═══ Excerpted data ═══

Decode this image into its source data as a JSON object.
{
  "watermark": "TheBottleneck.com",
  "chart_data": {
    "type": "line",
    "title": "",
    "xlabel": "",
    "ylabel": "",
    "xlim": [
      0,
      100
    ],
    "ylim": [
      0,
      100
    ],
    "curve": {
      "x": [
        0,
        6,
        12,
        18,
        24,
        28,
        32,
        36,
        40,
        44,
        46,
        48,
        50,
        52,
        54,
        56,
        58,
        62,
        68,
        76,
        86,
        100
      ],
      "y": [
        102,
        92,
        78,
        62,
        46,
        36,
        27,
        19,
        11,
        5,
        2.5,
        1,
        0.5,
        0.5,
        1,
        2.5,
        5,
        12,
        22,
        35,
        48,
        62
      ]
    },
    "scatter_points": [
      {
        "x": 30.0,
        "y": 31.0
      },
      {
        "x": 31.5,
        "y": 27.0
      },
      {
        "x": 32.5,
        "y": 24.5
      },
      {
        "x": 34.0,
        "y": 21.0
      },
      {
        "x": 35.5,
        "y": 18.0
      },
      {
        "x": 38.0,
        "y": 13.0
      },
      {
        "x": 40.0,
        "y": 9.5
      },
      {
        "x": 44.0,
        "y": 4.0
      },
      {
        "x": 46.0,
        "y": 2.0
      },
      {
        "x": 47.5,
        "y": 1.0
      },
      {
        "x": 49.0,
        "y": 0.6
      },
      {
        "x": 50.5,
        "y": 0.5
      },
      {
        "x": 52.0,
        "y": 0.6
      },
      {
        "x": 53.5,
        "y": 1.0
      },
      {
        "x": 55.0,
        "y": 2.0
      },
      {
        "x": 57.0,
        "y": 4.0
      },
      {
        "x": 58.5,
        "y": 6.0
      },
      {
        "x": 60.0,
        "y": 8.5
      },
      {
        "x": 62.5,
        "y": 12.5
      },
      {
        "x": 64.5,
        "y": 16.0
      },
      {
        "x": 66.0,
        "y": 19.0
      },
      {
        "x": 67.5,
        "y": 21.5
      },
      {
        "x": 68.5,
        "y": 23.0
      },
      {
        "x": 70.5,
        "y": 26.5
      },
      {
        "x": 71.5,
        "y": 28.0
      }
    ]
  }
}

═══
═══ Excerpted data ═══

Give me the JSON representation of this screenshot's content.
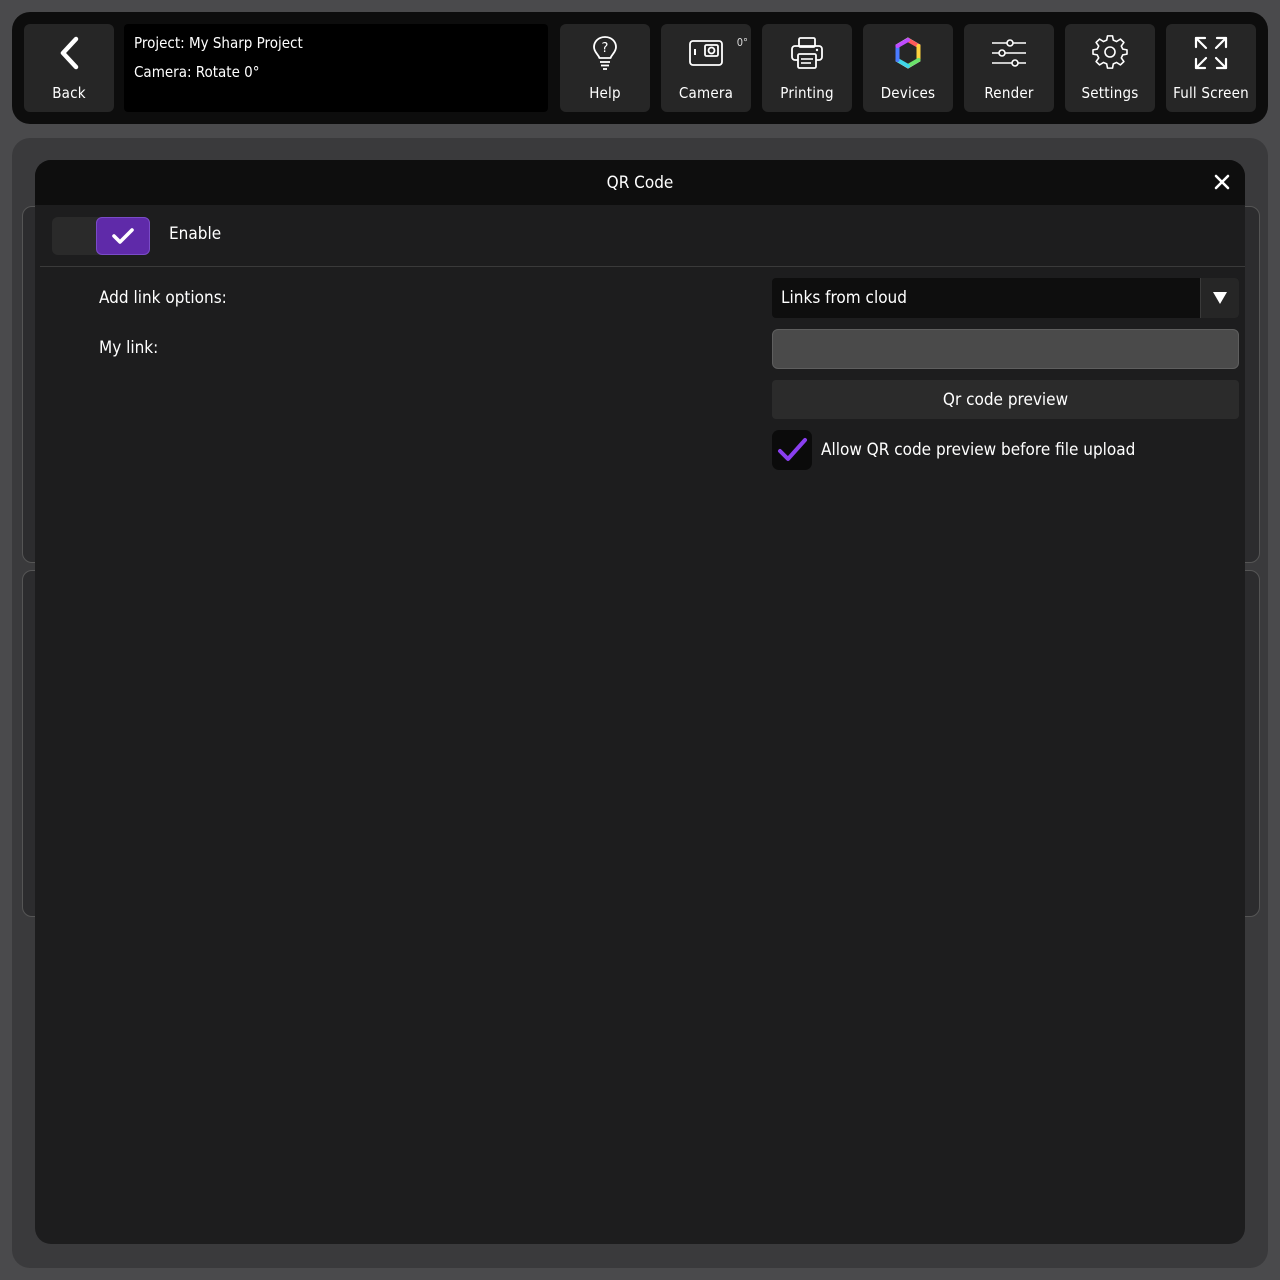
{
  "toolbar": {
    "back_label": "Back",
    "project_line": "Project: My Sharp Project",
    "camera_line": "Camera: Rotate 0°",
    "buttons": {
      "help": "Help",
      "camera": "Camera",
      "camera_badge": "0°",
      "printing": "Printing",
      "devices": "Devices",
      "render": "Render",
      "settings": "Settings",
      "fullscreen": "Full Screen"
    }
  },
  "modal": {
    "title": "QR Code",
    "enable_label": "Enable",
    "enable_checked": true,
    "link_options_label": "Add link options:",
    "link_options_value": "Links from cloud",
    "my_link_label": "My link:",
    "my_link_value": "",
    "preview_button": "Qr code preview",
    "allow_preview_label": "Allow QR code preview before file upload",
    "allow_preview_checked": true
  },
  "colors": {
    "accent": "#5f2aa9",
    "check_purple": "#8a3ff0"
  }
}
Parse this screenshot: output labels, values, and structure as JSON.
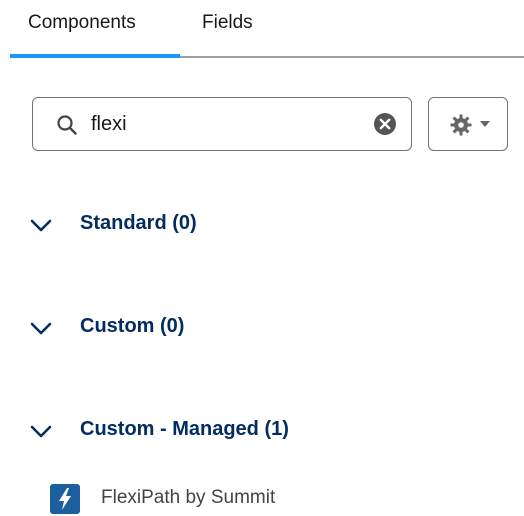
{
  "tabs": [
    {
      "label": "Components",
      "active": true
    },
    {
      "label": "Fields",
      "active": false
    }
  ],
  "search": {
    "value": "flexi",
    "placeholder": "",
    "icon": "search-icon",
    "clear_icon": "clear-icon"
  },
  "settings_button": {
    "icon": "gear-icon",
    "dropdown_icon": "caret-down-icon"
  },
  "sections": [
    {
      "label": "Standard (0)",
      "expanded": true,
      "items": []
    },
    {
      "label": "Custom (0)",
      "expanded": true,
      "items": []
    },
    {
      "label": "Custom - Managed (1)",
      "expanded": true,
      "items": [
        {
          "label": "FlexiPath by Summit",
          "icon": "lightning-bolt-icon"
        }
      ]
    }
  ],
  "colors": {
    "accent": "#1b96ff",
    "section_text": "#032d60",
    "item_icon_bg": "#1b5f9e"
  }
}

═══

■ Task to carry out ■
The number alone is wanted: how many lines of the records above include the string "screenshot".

■ Answer ■
2